Got time to read? This tasks was a bigger one. We have to pick 3 random metasploit payloads and analyze their shellcode. After building bind and reverse shell in the first two posts i choosed the following (check all files on my github account):
- Exec whoami
First I generated my shellcode via msfvenom -p linux/x86/exec cmd=whoami R | hexdump -v -e ‘”\\\x” 1/1 “%02x”‘ and inserted it into my skeleton shellcode.c . Using gdb to analyze the behaviour in assembly. The first analyze goes through the code until the call function.
Nothing special in this codeblock, the syscall (execv) and the additional parameter are set. You can check the reverseHex stuff via your favourit language, i choose python 😉
Next the address of 0x804a05d is saved into the esp (address after call instruciton).
The saved adress contians the string “whoami” which is my cmd option. The rest of the code adjust the different registers for the execve command.
After setting up all registers my command is executed and the username via /bin/sh -c whoami is printed to the screen.
Same procedure -> generating shellcode via msfvenom -p linux/x86/read_file path=/etc/passwd R | hexdump -v -e ‘”\\\x” 1/1 “%02x”‘ and inserted into shellcode.c for the debugging process.
Nothing special to note. Maybe nice to see, that msfvenom also uses the jmp-call-pop instruction to save the string “/etc/passwd” in the edx register. The garbage in the end of the assembly code isn’t important, because the last syscall (eax=0x1) exits gracefully the programm.
Last but not least our adduser payload.
Until the first call instruction is executed the code seems to be ok. But then there is a lot of garbage and the inserted line for passwd is also strange, which indicates misintrepreted code.
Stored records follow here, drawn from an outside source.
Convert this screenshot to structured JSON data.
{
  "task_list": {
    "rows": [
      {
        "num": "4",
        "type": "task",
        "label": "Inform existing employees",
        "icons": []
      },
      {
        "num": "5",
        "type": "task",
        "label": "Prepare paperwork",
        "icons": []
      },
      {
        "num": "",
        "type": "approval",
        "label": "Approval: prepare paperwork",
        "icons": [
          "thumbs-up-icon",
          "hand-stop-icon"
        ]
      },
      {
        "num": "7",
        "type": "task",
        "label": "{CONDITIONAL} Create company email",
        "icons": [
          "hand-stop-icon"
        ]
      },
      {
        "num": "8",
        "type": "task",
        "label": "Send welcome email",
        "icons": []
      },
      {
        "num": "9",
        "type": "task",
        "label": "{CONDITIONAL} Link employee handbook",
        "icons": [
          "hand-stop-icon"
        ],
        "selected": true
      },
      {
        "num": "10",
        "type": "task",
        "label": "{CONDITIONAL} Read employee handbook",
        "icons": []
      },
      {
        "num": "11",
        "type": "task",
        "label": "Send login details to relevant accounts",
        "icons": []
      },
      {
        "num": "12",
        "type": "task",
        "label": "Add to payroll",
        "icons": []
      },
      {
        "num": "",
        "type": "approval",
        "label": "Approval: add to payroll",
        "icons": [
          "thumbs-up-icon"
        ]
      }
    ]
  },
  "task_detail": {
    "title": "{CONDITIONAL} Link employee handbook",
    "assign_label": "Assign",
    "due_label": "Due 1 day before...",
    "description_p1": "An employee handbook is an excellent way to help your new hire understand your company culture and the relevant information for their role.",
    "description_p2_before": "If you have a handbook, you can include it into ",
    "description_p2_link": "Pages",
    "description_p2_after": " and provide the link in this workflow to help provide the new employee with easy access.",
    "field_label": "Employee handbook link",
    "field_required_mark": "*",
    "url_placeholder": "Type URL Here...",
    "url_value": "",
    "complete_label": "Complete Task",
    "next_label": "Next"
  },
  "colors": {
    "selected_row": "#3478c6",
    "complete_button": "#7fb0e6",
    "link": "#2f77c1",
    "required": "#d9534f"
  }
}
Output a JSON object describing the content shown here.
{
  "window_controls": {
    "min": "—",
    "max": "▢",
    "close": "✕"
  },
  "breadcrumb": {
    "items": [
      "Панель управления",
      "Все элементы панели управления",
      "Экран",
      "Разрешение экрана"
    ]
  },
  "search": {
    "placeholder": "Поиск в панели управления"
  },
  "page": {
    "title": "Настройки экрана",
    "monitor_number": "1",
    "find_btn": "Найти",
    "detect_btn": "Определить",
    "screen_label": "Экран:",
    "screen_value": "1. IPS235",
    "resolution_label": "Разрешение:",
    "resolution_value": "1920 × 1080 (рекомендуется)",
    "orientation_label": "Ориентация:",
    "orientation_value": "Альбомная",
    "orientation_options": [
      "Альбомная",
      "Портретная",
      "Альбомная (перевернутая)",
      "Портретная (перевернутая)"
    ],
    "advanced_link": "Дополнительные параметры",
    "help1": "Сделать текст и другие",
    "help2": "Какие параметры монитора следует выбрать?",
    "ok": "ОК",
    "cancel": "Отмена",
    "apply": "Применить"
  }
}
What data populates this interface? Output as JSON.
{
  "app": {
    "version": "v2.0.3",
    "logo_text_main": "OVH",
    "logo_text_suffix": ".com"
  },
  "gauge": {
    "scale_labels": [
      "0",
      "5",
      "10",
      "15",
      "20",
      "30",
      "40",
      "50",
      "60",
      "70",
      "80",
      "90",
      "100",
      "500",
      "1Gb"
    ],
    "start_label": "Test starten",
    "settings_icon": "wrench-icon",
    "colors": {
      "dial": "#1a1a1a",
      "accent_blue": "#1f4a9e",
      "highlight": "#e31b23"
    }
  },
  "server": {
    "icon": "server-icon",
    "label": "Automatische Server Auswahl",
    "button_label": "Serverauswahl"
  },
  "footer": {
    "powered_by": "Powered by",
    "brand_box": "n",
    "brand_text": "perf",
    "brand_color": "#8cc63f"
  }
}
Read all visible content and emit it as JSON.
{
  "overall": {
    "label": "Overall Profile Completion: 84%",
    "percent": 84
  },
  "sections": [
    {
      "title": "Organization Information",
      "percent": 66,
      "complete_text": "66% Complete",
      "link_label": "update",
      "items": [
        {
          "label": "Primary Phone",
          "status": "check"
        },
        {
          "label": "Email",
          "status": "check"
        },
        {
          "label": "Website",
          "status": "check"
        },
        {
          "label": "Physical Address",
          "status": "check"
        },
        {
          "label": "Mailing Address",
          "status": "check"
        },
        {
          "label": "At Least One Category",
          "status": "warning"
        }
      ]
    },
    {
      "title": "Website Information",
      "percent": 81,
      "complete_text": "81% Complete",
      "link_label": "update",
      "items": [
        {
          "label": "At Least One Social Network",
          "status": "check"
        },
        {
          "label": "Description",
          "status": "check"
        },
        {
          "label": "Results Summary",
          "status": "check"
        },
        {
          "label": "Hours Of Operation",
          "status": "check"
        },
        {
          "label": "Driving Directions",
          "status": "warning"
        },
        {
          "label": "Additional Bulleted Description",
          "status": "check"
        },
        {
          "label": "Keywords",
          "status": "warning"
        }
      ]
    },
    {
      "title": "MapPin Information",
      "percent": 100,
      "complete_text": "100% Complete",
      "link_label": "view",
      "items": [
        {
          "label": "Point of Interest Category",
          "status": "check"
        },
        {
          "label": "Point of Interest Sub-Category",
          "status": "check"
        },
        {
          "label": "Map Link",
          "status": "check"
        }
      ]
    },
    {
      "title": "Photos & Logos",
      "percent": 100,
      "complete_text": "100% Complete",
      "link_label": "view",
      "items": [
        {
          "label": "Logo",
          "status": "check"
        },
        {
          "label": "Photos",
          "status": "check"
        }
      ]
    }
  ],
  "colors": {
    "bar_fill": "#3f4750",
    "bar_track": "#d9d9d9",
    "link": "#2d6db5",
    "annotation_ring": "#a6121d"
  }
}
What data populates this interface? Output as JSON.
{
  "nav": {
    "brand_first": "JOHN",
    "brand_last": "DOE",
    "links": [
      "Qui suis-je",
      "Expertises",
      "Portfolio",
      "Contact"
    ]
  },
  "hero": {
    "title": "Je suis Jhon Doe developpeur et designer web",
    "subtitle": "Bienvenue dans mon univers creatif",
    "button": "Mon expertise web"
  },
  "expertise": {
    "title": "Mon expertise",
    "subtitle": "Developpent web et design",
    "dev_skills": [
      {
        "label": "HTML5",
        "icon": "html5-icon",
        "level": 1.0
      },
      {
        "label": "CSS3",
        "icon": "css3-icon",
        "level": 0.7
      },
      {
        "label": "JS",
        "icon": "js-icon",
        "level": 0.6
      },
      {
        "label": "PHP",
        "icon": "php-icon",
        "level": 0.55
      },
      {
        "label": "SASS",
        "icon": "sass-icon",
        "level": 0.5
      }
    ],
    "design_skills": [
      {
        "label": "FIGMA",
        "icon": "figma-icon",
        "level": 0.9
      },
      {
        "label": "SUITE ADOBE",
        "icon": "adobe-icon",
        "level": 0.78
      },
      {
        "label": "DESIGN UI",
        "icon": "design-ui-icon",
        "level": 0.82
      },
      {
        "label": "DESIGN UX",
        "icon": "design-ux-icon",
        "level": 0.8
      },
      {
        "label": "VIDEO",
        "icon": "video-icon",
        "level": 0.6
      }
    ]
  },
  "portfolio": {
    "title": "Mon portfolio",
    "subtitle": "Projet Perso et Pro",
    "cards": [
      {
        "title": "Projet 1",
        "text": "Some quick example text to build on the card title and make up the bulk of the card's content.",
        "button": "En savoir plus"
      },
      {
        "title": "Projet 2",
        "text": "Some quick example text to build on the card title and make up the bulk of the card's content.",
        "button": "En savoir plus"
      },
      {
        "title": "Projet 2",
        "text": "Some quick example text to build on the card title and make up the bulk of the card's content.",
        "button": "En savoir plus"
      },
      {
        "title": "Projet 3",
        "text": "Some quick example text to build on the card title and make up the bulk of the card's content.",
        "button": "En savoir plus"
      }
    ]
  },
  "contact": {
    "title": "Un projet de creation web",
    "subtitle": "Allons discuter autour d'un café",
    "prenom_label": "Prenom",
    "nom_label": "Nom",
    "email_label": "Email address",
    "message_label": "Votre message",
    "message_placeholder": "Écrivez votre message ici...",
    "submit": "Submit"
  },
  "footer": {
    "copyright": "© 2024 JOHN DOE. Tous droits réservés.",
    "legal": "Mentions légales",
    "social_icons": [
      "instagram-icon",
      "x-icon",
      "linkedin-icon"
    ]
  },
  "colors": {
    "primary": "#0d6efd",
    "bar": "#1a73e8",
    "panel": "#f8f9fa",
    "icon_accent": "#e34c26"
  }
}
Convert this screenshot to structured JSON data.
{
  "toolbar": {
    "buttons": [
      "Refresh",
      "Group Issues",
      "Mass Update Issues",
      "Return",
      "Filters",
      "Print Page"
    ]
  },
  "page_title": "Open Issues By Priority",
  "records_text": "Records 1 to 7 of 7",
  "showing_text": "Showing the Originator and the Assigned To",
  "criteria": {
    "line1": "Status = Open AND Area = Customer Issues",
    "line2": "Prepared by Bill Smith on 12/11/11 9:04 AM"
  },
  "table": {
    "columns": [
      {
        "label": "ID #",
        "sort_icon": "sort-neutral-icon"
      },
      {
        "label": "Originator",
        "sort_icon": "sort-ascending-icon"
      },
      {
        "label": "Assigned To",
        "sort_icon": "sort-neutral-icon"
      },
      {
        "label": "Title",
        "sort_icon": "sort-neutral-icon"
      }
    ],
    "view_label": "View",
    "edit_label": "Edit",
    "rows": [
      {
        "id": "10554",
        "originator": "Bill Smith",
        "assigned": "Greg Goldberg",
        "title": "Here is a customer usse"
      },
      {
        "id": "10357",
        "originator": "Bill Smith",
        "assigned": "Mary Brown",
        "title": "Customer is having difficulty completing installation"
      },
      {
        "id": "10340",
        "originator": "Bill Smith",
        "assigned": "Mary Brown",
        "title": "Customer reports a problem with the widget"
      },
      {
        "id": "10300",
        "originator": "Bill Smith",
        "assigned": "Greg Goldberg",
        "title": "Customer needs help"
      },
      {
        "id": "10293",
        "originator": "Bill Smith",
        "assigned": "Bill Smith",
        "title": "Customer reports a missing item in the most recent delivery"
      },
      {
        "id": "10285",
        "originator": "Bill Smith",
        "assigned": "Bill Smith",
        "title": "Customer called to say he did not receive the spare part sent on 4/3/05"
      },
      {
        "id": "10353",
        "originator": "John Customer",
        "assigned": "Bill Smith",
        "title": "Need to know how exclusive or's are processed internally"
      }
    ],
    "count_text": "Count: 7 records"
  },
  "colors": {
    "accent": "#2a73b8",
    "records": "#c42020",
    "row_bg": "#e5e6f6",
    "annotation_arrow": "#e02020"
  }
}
After some research via google, i found the mistake. The disassembler got a problem with the offset of the string which should be inserted into the file /etc/passwd. I have to look for a newLine in the hexCode (0A) and ignore the codeblock from the beginning of the string to the newline via msfvenom -p linux/x86/adduser -f raw | ndisasm -u -k 43,40 – .
Amazing, now we understand each line of our chosen payloads!
This blog post has been created for completing the requirements of the SecurityTube Linux Assembly Expert certification:
Student ID: SLAE-1036